With the Form 9061, you must first determine if the applicant is willing to provide the required information. Prospective employees are not required to provide information of this sort to an employer – their participation must be voluntary. A simple way to do this is to make this a routine document that is presented to all applicants.
- If your company accepts paper applications, attach a cover sheet with an invitation to self identify and state that status disclosure is completely voluntary and does not adversely affect hiring decisions.
- If all of your applications go through an online Applicant Tracking System (ATS), depending on your ATS vendor, you have easy flexibility to add check boxes that ask for this information as part of the application process.
If you are concerned that you cannot ask this information of someone until an offer of employment is made, know that the Office of Federal Contracts Compliance Programs (OFCCP) has proposed that employers ask applicants to self-identify as a veteran and/or a person with a disability upon applying for a job.

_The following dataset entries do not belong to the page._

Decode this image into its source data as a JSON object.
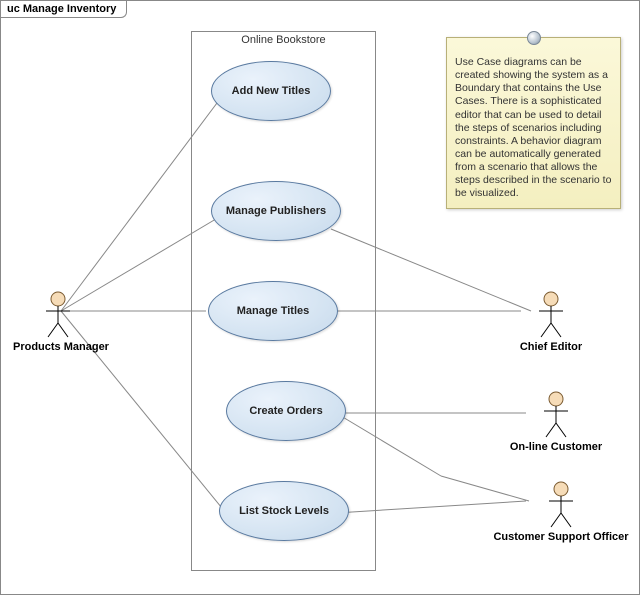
{
  "frame": {
    "title": "uc Manage Inventory"
  },
  "boundary": {
    "title": "Online Bookstore"
  },
  "usecases": {
    "add_new_titles": "Add New Titles",
    "manage_publishers": "Manage Publishers",
    "manage_titles": "Manage Titles",
    "create_orders": "Create Orders",
    "list_stock_levels": "List Stock Levels"
  },
  "actors": {
    "products_manager": "Products Manager",
    "chief_editor": "Chief Editor",
    "online_customer": "On-line Customer",
    "customer_support_officer": "Customer Support Officer"
  },
  "note": {
    "text": "Use Case diagrams can be created showing the system as a Boundary that contains the Use Cases. There is a sophisticated editor that can be used to detail the steps of scenarios including constraints. A behavior diagram can be automatically generated from a scenario that allows the steps described in the scenario to be visualized."
  }
}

If the veteran self identified at the point of application, and you are now prepared to offer the job, add a step to your hiring process that requires the veteran to complete blocks 6-8 and 12-19 of Form 9061. As with the earlier situation, both the Form 9061 and the Form 8850 must be sent back to the SWA no later than 28 days after the applicant starts work.

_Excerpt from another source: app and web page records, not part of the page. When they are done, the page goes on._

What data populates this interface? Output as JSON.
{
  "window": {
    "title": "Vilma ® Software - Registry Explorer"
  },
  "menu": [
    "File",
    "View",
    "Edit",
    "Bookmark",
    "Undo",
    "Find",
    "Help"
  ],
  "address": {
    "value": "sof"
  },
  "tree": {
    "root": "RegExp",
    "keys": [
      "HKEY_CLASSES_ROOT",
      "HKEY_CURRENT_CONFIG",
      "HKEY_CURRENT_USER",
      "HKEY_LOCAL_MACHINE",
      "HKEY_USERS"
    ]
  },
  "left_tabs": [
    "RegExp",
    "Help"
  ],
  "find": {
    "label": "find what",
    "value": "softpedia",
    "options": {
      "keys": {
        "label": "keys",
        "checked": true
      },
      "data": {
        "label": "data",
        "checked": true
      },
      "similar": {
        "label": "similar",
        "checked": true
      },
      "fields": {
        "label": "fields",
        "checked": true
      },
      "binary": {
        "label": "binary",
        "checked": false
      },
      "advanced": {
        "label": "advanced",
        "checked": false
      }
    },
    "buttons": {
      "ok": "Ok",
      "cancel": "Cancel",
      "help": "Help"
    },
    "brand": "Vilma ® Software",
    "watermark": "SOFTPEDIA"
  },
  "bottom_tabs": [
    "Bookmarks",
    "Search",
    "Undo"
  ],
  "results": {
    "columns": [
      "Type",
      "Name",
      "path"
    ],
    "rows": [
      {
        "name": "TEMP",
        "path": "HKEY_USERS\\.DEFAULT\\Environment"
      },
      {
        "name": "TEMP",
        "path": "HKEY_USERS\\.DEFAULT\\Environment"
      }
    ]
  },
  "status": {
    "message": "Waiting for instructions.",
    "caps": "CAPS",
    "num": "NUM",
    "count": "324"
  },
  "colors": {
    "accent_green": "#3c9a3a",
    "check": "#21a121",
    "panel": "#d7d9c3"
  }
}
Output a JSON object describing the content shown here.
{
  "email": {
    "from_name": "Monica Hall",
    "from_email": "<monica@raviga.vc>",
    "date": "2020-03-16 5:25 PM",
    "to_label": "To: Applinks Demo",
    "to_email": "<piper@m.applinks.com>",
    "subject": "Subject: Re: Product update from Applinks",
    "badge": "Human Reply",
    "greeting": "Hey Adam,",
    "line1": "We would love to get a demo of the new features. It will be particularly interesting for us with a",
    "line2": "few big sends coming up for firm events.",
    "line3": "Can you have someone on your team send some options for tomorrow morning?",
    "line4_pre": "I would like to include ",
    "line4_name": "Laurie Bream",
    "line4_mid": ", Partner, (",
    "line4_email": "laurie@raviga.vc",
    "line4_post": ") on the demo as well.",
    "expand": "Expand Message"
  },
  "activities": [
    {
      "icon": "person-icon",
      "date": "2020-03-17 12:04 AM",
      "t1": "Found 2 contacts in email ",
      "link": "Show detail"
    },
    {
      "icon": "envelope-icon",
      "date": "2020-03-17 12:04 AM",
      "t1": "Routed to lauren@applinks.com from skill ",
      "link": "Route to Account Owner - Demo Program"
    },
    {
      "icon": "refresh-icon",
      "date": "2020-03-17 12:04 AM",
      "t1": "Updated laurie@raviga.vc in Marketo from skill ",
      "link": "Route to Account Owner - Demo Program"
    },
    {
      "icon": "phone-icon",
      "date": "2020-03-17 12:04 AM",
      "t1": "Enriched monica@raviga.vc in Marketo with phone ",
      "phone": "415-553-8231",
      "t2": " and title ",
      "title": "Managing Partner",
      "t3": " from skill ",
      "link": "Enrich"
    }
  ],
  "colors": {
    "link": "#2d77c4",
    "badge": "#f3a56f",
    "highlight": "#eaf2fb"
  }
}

If all information can be verified, you will receive a WOTC Employer Certification Form for each veteran hired. Those certification forms serve as documented proof that will back up the claim you make on the IRS Form 5884 when your company files its taxes.

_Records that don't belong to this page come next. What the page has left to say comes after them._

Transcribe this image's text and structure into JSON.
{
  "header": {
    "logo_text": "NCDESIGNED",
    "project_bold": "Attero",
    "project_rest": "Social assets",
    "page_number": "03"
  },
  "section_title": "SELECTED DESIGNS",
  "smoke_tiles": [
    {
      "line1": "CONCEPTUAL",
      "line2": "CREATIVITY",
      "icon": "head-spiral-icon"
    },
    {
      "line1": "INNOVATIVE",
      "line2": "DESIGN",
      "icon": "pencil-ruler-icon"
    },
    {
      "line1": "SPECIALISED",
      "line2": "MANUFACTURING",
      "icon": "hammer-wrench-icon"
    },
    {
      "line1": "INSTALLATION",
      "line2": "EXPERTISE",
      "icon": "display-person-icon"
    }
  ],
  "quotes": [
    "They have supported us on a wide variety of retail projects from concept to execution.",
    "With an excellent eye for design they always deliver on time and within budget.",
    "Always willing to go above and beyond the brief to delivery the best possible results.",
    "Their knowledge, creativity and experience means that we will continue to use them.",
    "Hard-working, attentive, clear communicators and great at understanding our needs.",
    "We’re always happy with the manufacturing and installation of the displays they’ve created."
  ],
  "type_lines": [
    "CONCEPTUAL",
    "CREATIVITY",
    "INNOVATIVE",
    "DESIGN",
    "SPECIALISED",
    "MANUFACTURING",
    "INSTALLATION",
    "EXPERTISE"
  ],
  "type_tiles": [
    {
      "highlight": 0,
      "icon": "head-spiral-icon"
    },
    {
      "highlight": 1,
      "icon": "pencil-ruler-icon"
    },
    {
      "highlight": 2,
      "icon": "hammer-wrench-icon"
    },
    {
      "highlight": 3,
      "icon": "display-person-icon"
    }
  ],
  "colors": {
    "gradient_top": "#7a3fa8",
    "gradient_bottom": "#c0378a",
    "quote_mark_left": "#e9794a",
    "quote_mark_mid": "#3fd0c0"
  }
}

There are some military placement companies and military job boards already collecting this information as a service to the employer. If you are considering using a placement company and/or a job board as part of your military hiring strategy you should inquire if it collects this information for you.
There are also 3rd party vendors who will handle all of this paperwork (for all WOTC categories, not just the veteran ones) on your behalf in exchange for a percentage of the credit as a fee-for-service. This can be a helpful option, particularly for large, nation-wide employers.
INSTRUCTIONS FOR QUALIFIED TAX-EXEMPT ORGANIZATIONS:
The IRS updated its website in August 2012 to include information on how for-profits and qualified tax-exempt organizations claim the credit. Bottom line: the process to obtain the Conditional Certification, Work Opportunity Tax Credit, ETA Form 9062 is the same whether you are a for-profit company or a qualified tax-exempt organization. How you claim the credit differs for qualified tax-exempt organizations. After the required certification is secured, tax-exempt employers claim the credit against the employer social security tax by separately filing Form 5884-C , Work Opportunity Credit for Qualified Tax-Exempt Organizations Hiring Qualified Veterans. This is a new IRS form that was created specifically for qualified tax-exempt orgs to take the credit.
The amount you can claim also differs slightly from the for-profit credits (see chart link above). The IRS has a great WOTC FAQ section for qualified tax exempt organizations.
So, what do you think? Will the extended tax credits incentivize you to recruit veterans? Take the poll below and view the results of other readers: